- Supplied material:
--------------------------------------------------
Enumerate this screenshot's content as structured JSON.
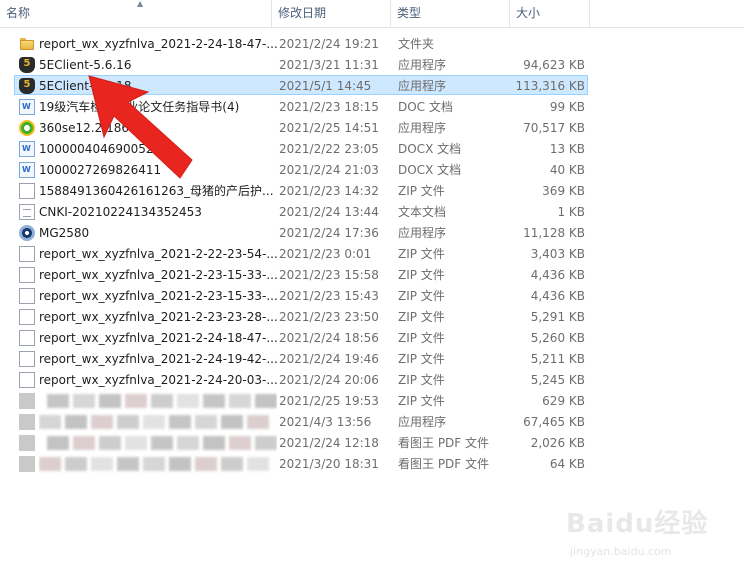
{
  "columns": {
    "name": "名称",
    "date": "修改日期",
    "type": "类型",
    "size": "大小"
  },
  "rows": [
    {
      "icon": "folder-icon",
      "name": "report_wx_xyzfnlva_2021-2-24-18-47-...",
      "date": "2021/2/24 19:21",
      "type": "文件夹",
      "size": ""
    },
    {
      "icon": "5eclient-app-icon",
      "name": "5EClient-5.6.16",
      "date": "2021/3/21 11:31",
      "type": "应用程序",
      "size": "94,623 KB"
    },
    {
      "icon": "5eclient-app-icon",
      "name": "5EClient-5.6.18",
      "date": "2021/5/1 14:45",
      "type": "应用程序",
      "size": "113,316 KB",
      "selected": true
    },
    {
      "icon": "word-doc-icon",
      "name": "19级汽车检测毕业论文任务指导书(4)",
      "date": "2021/2/23 18:15",
      "type": "DOC 文档",
      "size": "99 KB"
    },
    {
      "icon": "360-browser-icon",
      "name": "360se12.2.1860.0",
      "date": "2021/2/25 14:51",
      "type": "应用程序",
      "size": "70,517 KB"
    },
    {
      "icon": "word-doc-icon",
      "name": "1000004046900524",
      "date": "2021/2/22 23:05",
      "type": "DOCX 文档",
      "size": "13 KB"
    },
    {
      "icon": "word-doc-icon",
      "name": "1000027269826411",
      "date": "2021/2/24 21:03",
      "type": "DOCX 文档",
      "size": "40 KB"
    },
    {
      "icon": "zip-file-icon",
      "name": "1588491360426161263_母猪的产后护...",
      "date": "2021/2/23 14:32",
      "type": "ZIP 文件",
      "size": "369 KB"
    },
    {
      "icon": "text-file-icon",
      "name": "CNKI-20210224134352453",
      "date": "2021/2/24 13:44",
      "type": "文本文档",
      "size": "1 KB"
    },
    {
      "icon": "mg-app-icon",
      "name": "MG2580",
      "date": "2021/2/24 17:36",
      "type": "应用程序",
      "size": "11,128 KB"
    },
    {
      "icon": "zip-file-icon",
      "name": "report_wx_xyzfnlva_2021-2-22-23-54-...",
      "date": "2021/2/23 0:01",
      "type": "ZIP 文件",
      "size": "3,403 KB"
    },
    {
      "icon": "zip-file-icon",
      "name": "report_wx_xyzfnlva_2021-2-23-15-33-...",
      "date": "2021/2/23 15:58",
      "type": "ZIP 文件",
      "size": "4,436 KB"
    },
    {
      "icon": "zip-file-icon",
      "name": "report_wx_xyzfnlva_2021-2-23-15-33-...",
      "date": "2021/2/23 15:43",
      "type": "ZIP 文件",
      "size": "4,436 KB"
    },
    {
      "icon": "zip-file-icon",
      "name": "report_wx_xyzfnlva_2021-2-23-23-28-...",
      "date": "2021/2/23 23:50",
      "type": "ZIP 文件",
      "size": "5,291 KB"
    },
    {
      "icon": "zip-file-icon",
      "name": "report_wx_xyzfnlva_2021-2-24-18-47-...",
      "date": "2021/2/24 18:56",
      "type": "ZIP 文件",
      "size": "5,260 KB"
    },
    {
      "icon": "zip-file-icon",
      "name": "report_wx_xyzfnlva_2021-2-24-19-42-...",
      "date": "2021/2/24 19:46",
      "type": "ZIP 文件",
      "size": "5,211 KB"
    },
    {
      "icon": "zip-file-icon",
      "name": "report_wx_xyzfnlva_2021-2-24-20-03-...",
      "date": "2021/2/24 20:06",
      "type": "ZIP 文件",
      "size": "5,245 KB"
    },
    {
      "icon": "blurred-icon",
      "name": "",
      "date": "2021/2/25 19:53",
      "type": "ZIP 文件",
      "size": "629 KB",
      "blurred": true
    },
    {
      "icon": "blurred-icon",
      "name": "",
      "date": "2021/4/3 13:56",
      "type": "应用程序",
      "size": "67,465 KB",
      "blurred": true
    },
    {
      "icon": "blurred-icon",
      "name": "",
      "date": "2021/2/24 12:18",
      "type": "看图王 PDF 文件",
      "size": "2,026 KB",
      "blurred": true,
      "date_partial": "/2/24 12:18"
    },
    {
      "icon": "blurred-icon",
      "name": "",
      "date": "2021/3/20 18:31",
      "type": "看图王 PDF 文件",
      "size": "64 KB",
      "blurred": true,
      "date_partial": "3/20 18:31"
    }
  ],
  "watermark": {
    "logo": "Baidu经验",
    "url": "jingyan.baidu.com"
  },
  "colors": {
    "selected_bg": "#cde8ff",
    "selected_border": "#99d1ff",
    "arrow": "#e8251f",
    "header_text": "#4c607a"
  }
}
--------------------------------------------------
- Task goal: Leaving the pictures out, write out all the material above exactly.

- Solution for this exercise:
Enumerate this screenshot's content as structured JSON.
{
  "columns": {
    "name": "名称",
    "date": "修改日期",
    "type": "类型",
    "size": "大小"
  },
  "rows": [
    {
      "icon": "folder-icon",
      "name": "report_wx_xyzfnlva_2021-2-24-18-47-...",
      "date": "2021/2/24 19:21",
      "type": "文件夹",
      "size": ""
    },
    {
      "icon": "5eclient-app-icon",
      "name": "5EClient-5.6.16",
      "date": "2021/3/21 11:31",
      "type": "应用程序",
      "size": "94,623 KB"
    },
    {
      "icon": "5eclient-app-icon",
      "name": "5EClient-5.6.18",
      "date": "2021/5/1 14:45",
      "type": "应用程序",
      "size": "113,316 KB",
      "selected": true
    },
    {
      "icon": "word-doc-icon",
      "name": "19级汽车检测毕业论文任务指导书(4)",
      "date": "2021/2/23 18:15",
      "type": "DOC 文档",
      "size": "99 KB"
    },
    {
      "icon": "360-browser-icon",
      "name": "360se12.2.1860.0",
      "date": "2021/2/25 14:51",
      "type": "应用程序",
      "size": "70,517 KB"
    },
    {
      "icon": "word-doc-icon",
      "name": "1000004046900524",
      "date": "2021/2/22 23:05",
      "type": "DOCX 文档",
      "size": "13 KB"
    },
    {
      "icon": "word-doc-icon",
      "name": "1000027269826411",
      "date": "2021/2/24 21:03",
      "type": "DOCX 文档",
      "size": "40 KB"
    },
    {
      "icon": "zip-file-icon",
      "name": "1588491360426161263_母猪的产后护...",
      "date": "2021/2/23 14:32",
      "type": "ZIP 文件",
      "size": "369 KB"
    },
    {
      "icon": "text-file-icon",
      "name": "CNKI-20210224134352453",
      "date": "2021/2/24 13:44",
      "type": "文本文档",
      "size": "1 KB"
    },
    {
      "icon": "mg-app-icon",
      "name": "MG2580",
      "date": "2021/2/24 17:36",
      "type": "应用程序",
      "size": "11,128 KB"
    },
    {
      "icon": "zip-file-icon",
      "name": "report_wx_xyzfnlva_2021-2-22-23-54-...",
      "date": "2021/2/23 0:01",
      "type": "ZIP 文件",
      "size": "3,403 KB"
    },
    {
      "icon": "zip-file-icon",
      "name": "report_wx_xyzfnlva_2021-2-23-15-33-...",
      "date": "2021/2/23 15:58",
      "type": "ZIP 文件",
      "size": "4,436 KB"
    },
    {
      "icon": "zip-file-icon",
      "name": "report_wx_xyzfnlva_2021-2-23-15-33-...",
      "date": "2021/2/23 15:43",
      "type": "ZIP 文件",
      "size": "4,436 KB"
    },
    {
      "icon": "zip-file-icon",
      "name": "report_wx_xyzfnlva_2021-2-23-23-28-...",
      "date": "2021/2/23 23:50",
      "type": "ZIP 文件",
      "size": "5,291 KB"
    },
    {
      "icon": "zip-file-icon",
      "name": "report_wx_xyzfnlva_2021-2-24-18-47-...",
      "date": "2021/2/24 18:56",
      "type": "ZIP 文件",
      "size": "5,260 KB"
    },
    {
      "icon": "zip-file-icon",
      "name": "report_wx_xyzfnlva_2021-2-24-19-42-...",
      "date": "2021/2/24 19:46",
      "type": "ZIP 文件",
      "size": "5,211 KB"
    },
    {
      "icon": "zip-file-icon",
      "name": "report_wx_xyzfnlva_2021-2-24-20-03-...",
      "date": "2021/2/24 20:06",
      "type": "ZIP 文件",
      "size": "5,245 KB"
    },
    {
      "icon": "blurred-icon",
      "name": "",
      "date": "2021/2/25 19:53",
      "type": "ZIP 文件",
      "size": "629 KB",
      "blurred": true
    },
    {
      "icon": "blurred-icon",
      "name": "",
      "date": "2021/4/3 13:56",
      "type": "应用程序",
      "size": "67,465 KB",
      "blurred": true
    },
    {
      "icon": "blurred-icon",
      "name": "",
      "date": "2021/2/24 12:18",
      "type": "看图王 PDF 文件",
      "size": "2,026 KB",
      "blurred": true,
      "date_partial": "/2/24 12:18"
    },
    {
      "icon": "blurred-icon",
      "name": "",
      "date": "2021/3/20 18:31",
      "type": "看图王 PDF 文件",
      "size": "64 KB",
      "blurred": true,
      "date_partial": "3/20 18:31"
    }
  ],
  "watermark": {
    "logo": "Baidu经验",
    "url": "jingyan.baidu.com"
  },
  "colors": {
    "selected_bg": "#cde8ff",
    "selected_border": "#99d1ff",
    "arrow": "#e8251f",
    "header_text": "#4c607a"
  }
}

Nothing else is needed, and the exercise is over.